Another Blow for Asthma Sufferers
WebMD News Archive
May 10, 2000 (Toronto) -- If you have asthma and smoke, you have another
reason to stop. People with asthma who have never smoked have a higher
risk of getting lung cancer than the general population, and those who also
smoke have an even higher risk, according to a review of research presented
here at a meeting of the American Thoracic Society.
This finding should not cause panic among asthma patients, though, lead
researcher Alfredo A. Santillan, MD, tells WebMD. "Asthma is a risk factor
for lung cancer. [H]owever, only a small fraction of asthmatics are prone to
develop lung cancer because of asthma," says Santillan, noting that the
increased risk, almost two times above the general population, is still
relatively low. "Those who are current smokers probably are at higher risk
and should avoid cigarette smoking."
Asthma patients who were former smokers were more than two times more likely
to get the disease. Santillan is a research physician in the medical school at
the Institute of Advanced Studies in Monterrey, Mexico.
Prior research has identified links between other types of noncancerous lung
disease, such as emphysema and chronic bronchitis. Because the association
between asthma and the risk of lung cancer has not been proven, Santillan and
co-authors at Massachusetts General Hospital in Boston reviewed the studies
completed up to this point to see if they could reach a conclusion.
And reach a conclusion they did, Santillan tells WebMD. He says that even
when the analysis was limited to people who had never smoked, the data
suggested a direct relation between asthma and lung cancer.
Investigators have yet to determine why asthma would make individuals more
susceptible to lung cancer. The most likely explanation, Santillan says, may be
the way that several facets of asthma interact with the environment. These
include impaired lung function, chronic inflammation of the airways, and
alterations in the immune system, which fights off disease. Therefore, they may

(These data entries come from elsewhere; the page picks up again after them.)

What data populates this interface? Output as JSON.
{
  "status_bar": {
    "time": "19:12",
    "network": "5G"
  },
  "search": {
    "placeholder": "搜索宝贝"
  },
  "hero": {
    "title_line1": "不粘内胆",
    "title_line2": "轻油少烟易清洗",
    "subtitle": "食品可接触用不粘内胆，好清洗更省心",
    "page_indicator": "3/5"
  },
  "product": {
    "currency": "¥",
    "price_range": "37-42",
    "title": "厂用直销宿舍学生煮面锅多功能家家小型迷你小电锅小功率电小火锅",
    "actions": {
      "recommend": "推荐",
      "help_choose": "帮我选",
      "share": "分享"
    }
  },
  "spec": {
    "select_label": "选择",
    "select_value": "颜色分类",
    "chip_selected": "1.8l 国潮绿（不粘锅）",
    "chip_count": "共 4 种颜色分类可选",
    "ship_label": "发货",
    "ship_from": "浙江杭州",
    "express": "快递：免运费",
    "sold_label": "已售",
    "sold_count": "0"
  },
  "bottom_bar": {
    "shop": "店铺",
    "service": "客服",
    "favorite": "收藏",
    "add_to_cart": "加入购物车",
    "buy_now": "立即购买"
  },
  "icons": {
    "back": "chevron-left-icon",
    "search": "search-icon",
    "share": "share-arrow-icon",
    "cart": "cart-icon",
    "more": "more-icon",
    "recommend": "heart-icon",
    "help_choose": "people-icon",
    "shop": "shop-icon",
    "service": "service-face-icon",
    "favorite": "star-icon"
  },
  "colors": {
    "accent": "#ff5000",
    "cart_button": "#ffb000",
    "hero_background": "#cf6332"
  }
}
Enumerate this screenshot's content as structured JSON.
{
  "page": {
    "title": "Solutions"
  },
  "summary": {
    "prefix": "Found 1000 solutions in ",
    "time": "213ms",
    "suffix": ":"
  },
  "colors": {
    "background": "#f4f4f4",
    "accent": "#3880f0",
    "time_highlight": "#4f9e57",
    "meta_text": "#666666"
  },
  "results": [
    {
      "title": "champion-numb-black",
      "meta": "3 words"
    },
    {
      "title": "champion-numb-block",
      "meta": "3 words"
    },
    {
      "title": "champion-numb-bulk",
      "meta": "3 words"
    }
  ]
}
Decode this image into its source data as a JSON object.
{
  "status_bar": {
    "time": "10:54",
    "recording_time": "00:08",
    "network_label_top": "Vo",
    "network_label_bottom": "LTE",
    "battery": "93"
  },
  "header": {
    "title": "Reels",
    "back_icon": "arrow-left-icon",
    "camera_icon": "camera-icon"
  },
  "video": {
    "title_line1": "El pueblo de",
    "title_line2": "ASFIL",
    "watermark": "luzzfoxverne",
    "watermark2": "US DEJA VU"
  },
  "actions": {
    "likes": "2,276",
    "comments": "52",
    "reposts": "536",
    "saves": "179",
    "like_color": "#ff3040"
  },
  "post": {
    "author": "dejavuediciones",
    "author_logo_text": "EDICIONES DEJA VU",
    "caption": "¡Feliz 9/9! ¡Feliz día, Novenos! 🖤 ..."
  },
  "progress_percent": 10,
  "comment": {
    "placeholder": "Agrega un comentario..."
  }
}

be more vulnerable to cancer-causing agents, found in second-hand smoke, the
by-products of heating and cooking, and air pollution, and substances such as
asbestos and arsenic that could be encountered in certain jobs.
"[T]he most important [finding] derived from this study is that
asthmatics should avoid smoking cigarettes," Santillan tells WebMD.
"Despite the ? impairment observed in asthma, asthmatics still continue to
smoke," at a rate of approximately 20% to 60%. Therefore, the risk of lung
cancer among asthma patients is high because of asthma, because of smoking, and
because of both factors combined, he says.